Diverse evidence shows that plants and soil will likely capture and hold more carbon in response to increasing levels of carbon dioxide in the atmosphere, according to an analysis published by an international research team led by Oak Ridge National Laboratory.
A multi-institutional research team found that changing environmental conditions are affecting forests around the globe, leading to increasing tree death and uncertainty about the ability of forests to recover.
Biological membranes, such as the “walls” of most types of living cells, primarily consist of a double layer of lipids, or “lipid bilayer,” that forms the structure, and a variety of embedded and attached proteins with highly specialized functions, including proteins that rapidly and selectively transport ions and molecules in and out of the cell.
Illustration of the optimized zeolite catalyst, or NbAlS-1, which enables a highly efficient chemical reaction to create butene, a renewable source of energy, without expending high amounts of energy for the conversion. Credit: Jill Hemman, Oak Ridge National Laboratory/U.S. Dept. of Energy
In the vast frozen whiteness of the central Arctic, the Polarstern, a German research vessel, has settled into the ice for a yearlong float.
A detailed study by Oak Ridge National Laboratory estimated how much more—or less—energy United States residents might consume by 2050 relative to predicted shifts in seasonal weather patterns
Researchers at the Department of Energy’s Oak Ridge National Laboratory, Pacific Northwest National Laboratory and Washington State University teamed up to investigate the complex dynamics of low-water liquids that challenge nuclear waste processing at federal cleanup sites.

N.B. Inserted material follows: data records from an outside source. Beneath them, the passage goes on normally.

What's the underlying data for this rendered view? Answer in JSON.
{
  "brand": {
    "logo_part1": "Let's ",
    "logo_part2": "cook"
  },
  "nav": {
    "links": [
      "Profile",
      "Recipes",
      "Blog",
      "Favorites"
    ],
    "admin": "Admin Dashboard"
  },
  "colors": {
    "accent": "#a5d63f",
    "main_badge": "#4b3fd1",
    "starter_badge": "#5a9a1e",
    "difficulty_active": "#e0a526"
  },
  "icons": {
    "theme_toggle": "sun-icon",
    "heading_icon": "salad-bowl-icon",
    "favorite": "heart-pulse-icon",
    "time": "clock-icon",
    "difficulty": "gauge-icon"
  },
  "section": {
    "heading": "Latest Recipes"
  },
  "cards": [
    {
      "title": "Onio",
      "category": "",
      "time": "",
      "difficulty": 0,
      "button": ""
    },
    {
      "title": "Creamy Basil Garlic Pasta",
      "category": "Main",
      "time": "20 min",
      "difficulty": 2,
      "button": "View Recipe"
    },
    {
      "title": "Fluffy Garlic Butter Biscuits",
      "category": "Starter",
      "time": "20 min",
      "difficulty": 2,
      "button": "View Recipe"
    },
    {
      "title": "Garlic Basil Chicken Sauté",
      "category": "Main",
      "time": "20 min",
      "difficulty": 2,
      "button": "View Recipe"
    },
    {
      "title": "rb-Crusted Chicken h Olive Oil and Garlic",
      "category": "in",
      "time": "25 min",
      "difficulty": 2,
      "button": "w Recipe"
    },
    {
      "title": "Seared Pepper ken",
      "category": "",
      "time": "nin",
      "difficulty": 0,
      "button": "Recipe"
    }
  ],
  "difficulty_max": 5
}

Researchers used neutron scattering at Oak Ridge National Laboratory’s Spallation Neutron Source to investigate the effectiveness of a novel crystallization method to capture carbon dioxide directly from the air.
While studying the genes in poplar trees that control callus formation, scientists at Oak Ridge National Laboratory have uncovered genetic networks at the root of tumor formation in several human cancers.
A team of scientists, led by University of Guelph professor John Dutcher, are using neutrons at ORNL’s Spallation Neutron Source to unlock the secrets of natural nanoparticles that could be used to improve medicines.